Stored items

>>>

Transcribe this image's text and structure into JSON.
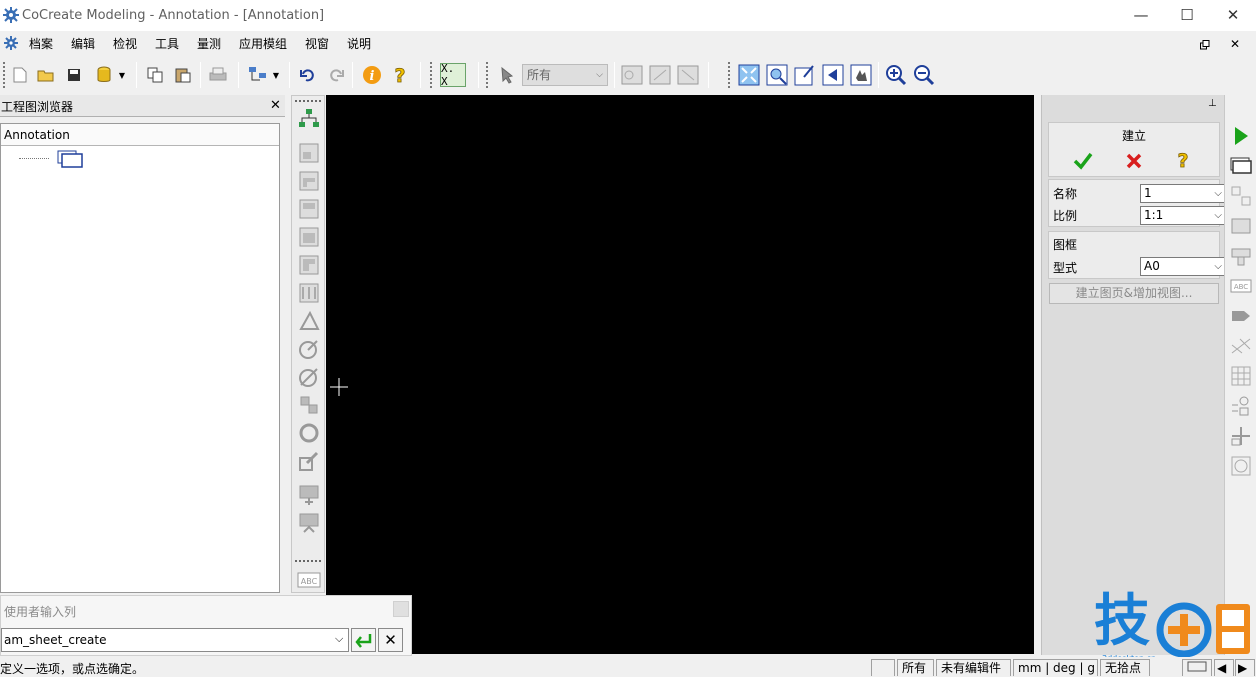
{
  "window": {
    "title": "CoCreate Modeling - Annotation - [Annotation]",
    "minimize": "—",
    "maximize": "☐",
    "close": "✕"
  },
  "menu": [
    "档案",
    "编辑",
    "检视",
    "工具",
    "量测",
    "应用模组",
    "视窗",
    "说明"
  ],
  "toolbar": {
    "filter_value": "所有",
    "formula_label": "X. X"
  },
  "browser": {
    "title": "工程图浏览器",
    "column_header": "Annotation"
  },
  "panel": {
    "create_title": "建立",
    "name_label": "名称",
    "name_value": "1",
    "scale_label": "比例",
    "scale_value": "1:1",
    "frame_section": "图框",
    "type_label": "型式",
    "type_value": "A0",
    "create_sheet_button": "建立图页&增加视图..."
  },
  "user_input": {
    "title": "使用者输入列",
    "command_value": "am_sheet_create"
  },
  "status": {
    "prompt": "定义一选项，或点选确定。",
    "filter": "所有",
    "edit_part": "未有编辑件",
    "units": "mm | deg | g",
    "snap": "无拾点"
  },
  "watermark": {
    "text": "技",
    "url": "3ddesktop.cn"
  },
  "colors": {
    "accent_green": "#1aa31a",
    "cancel_red": "#d81e1e",
    "help_yellow": "#f0c000",
    "canvas": "#000000",
    "watermark_blue": "#1a7fd6",
    "watermark_orange": "#f08a1c"
  }
}
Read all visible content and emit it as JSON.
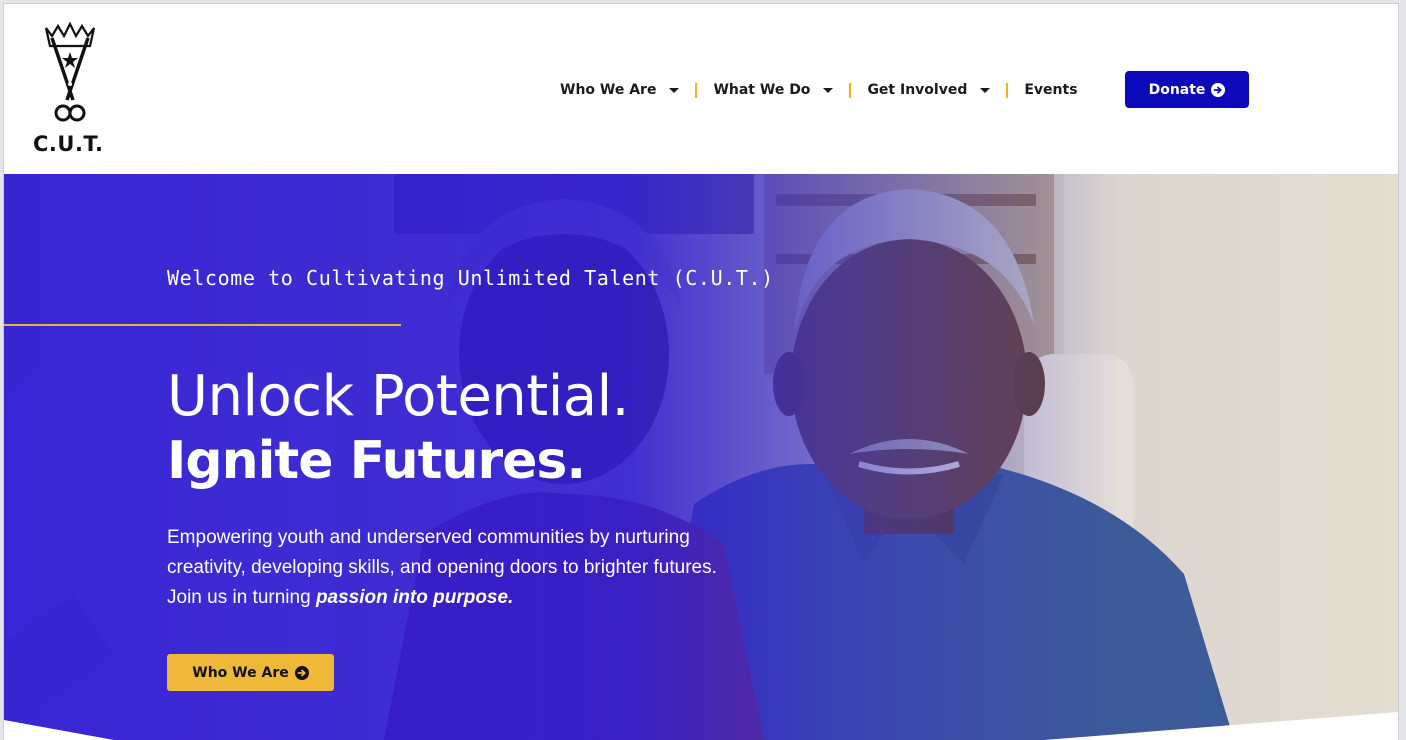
{
  "brand": {
    "logo_text": "C.U.T."
  },
  "nav": {
    "items": [
      {
        "label": "Who We Are",
        "dropdown": true
      },
      {
        "label": "What We Do",
        "dropdown": true
      },
      {
        "label": "Get Involved",
        "dropdown": true
      },
      {
        "label": "Events",
        "dropdown": false
      }
    ],
    "donate_label": "Donate",
    "donate_icon": "arrow-circle-right-icon"
  },
  "hero": {
    "welcome": "Welcome to Cultivating Unlimited Talent (C.U.T.)",
    "headline_line1": "Unlock Potential.",
    "headline_line2": "Ignite Futures.",
    "description": "Empowering youth and underserved communities by nurturing creativity, developing skills, and opening doors to brighter futures. Join us in turning",
    "description_emphasis": "passion into purpose.",
    "cta_label": "Who We Are",
    "cta_icon": "arrow-circle-right-icon"
  },
  "colors": {
    "primary_blue": "#0c0ab8",
    "accent_gold": "#f0b838",
    "overlay_blue": "#2c18d6",
    "separator": "#f2b705"
  }
}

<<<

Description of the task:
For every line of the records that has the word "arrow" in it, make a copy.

Reply to the task:
    "donate_icon": "arrow-circle-right-icon"
    "cta_icon": "arrow-circle-right-icon"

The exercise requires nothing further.